> **What you need to do**: Could you copy the data that follows exactly as written, but drop the pictures?

[Recorded data]
BEGIN
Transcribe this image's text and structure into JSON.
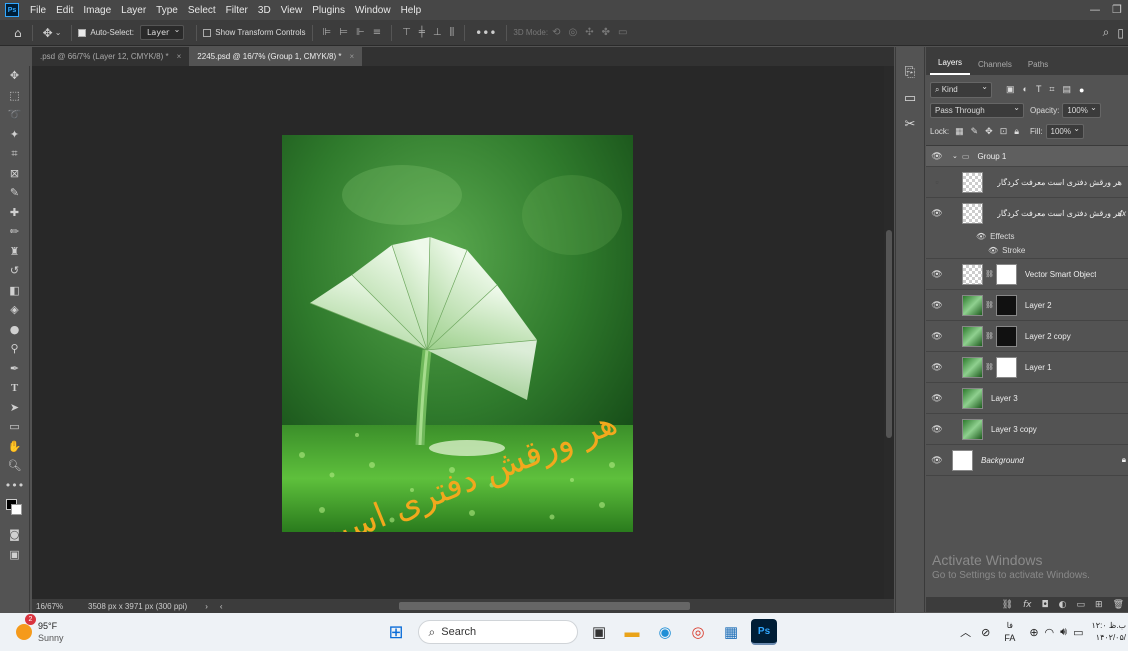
{
  "app": {
    "logo": "Ps",
    "menu": [
      "File",
      "Edit",
      "Image",
      "Layer",
      "Type",
      "Select",
      "Filter",
      "3D",
      "View",
      "Plugins",
      "Window",
      "Help"
    ]
  },
  "options": {
    "auto_select_label": "Auto-Select:",
    "auto_select_target": "Layer",
    "show_transform_label": "Show Transform Controls",
    "three_d_mode": "3D Mode:"
  },
  "tabs": [
    {
      "label": ".psd @ 66/7% (Layer 12, CMYK/8) *"
    },
    {
      "label": "2245.psd @ 16/7% (Group 1, CMYK/8) *"
    }
  ],
  "status": {
    "zoom": "16/67%",
    "doc_size": "3508 px x 3971 px (300 ppi)"
  },
  "panel": {
    "tabs": [
      "Layers",
      "Channels",
      "Paths"
    ],
    "filter_kind": "Kind",
    "blend_mode": "Pass Through",
    "opacity_label": "Opacity:",
    "opacity": "100%",
    "lock_label": "Lock:",
    "fill_label": "Fill:",
    "fill": "100%",
    "layers": [
      {
        "name": "Group 1"
      },
      {
        "name": "هر ورقش دفتری است معرفت کردگار"
      },
      {
        "name": "هر ورقش دفتری است معرفت کردگار"
      },
      {
        "name": "Effects"
      },
      {
        "name": "Stroke"
      },
      {
        "name": "Vector Smart Object"
      },
      {
        "name": "Layer 2"
      },
      {
        "name": "Layer 2 copy"
      },
      {
        "name": "Layer 1"
      },
      {
        "name": "Layer 3"
      },
      {
        "name": "Layer 3 copy"
      },
      {
        "name": "Background"
      }
    ]
  },
  "artwork": {
    "calligraphy_text": "هر ورقش دفتری است معرفت کردگار",
    "calligraphy_color": "#f2a81d"
  },
  "activate": {
    "title": "Activate Windows",
    "subtitle": "Go to Settings to activate Windows."
  },
  "taskbar": {
    "weather_temp": "95°F",
    "weather_desc": "Sunny",
    "weather_badge": "2",
    "search": "Search",
    "lang": "FA",
    "lang_top": "فا",
    "time": "۱۲:۰ ب.ظ",
    "date": "۱۴۰۲/۰۵/"
  }
}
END
> **Your solution**:
Transcribe this image's text and structure into JSON.
{
  "app": {
    "logo": "Ps",
    "menu": [
      "File",
      "Edit",
      "Image",
      "Layer",
      "Type",
      "Select",
      "Filter",
      "3D",
      "View",
      "Plugins",
      "Window",
      "Help"
    ]
  },
  "options": {
    "auto_select_label": "Auto-Select:",
    "auto_select_target": "Layer",
    "show_transform_label": "Show Transform Controls",
    "three_d_mode": "3D Mode:"
  },
  "tabs": [
    {
      "label": ".psd @ 66/7% (Layer 12, CMYK/8) *"
    },
    {
      "label": "2245.psd @ 16/7% (Group 1, CMYK/8) *"
    }
  ],
  "status": {
    "zoom": "16/67%",
    "doc_size": "3508 px x 3971 px (300 ppi)"
  },
  "panel": {
    "tabs": [
      "Layers",
      "Channels",
      "Paths"
    ],
    "filter_kind": "Kind",
    "blend_mode": "Pass Through",
    "opacity_label": "Opacity:",
    "opacity": "100%",
    "lock_label": "Lock:",
    "fill_label": "Fill:",
    "fill": "100%",
    "layers": [
      {
        "name": "Group 1"
      },
      {
        "name": "هر ورقش دفتری است معرفت کردگار"
      },
      {
        "name": "هر ورقش دفتری است معرفت کردگار"
      },
      {
        "name": "Effects"
      },
      {
        "name": "Stroke"
      },
      {
        "name": "Vector Smart Object"
      },
      {
        "name": "Layer 2"
      },
      {
        "name": "Layer 2 copy"
      },
      {
        "name": "Layer 1"
      },
      {
        "name": "Layer 3"
      },
      {
        "name": "Layer 3 copy"
      },
      {
        "name": "Background"
      }
    ]
  },
  "artwork": {
    "calligraphy_text": "هر ورقش دفتری است معرفت کردگار",
    "calligraphy_color": "#f2a81d"
  },
  "activate": {
    "title": "Activate Windows",
    "subtitle": "Go to Settings to activate Windows."
  },
  "taskbar": {
    "weather_temp": "95°F",
    "weather_desc": "Sunny",
    "weather_badge": "2",
    "search": "Search",
    "lang": "FA",
    "lang_top": "فا",
    "time": "۱۲:۰ ب.ظ",
    "date": "۱۴۰۲/۰۵/"
  }
}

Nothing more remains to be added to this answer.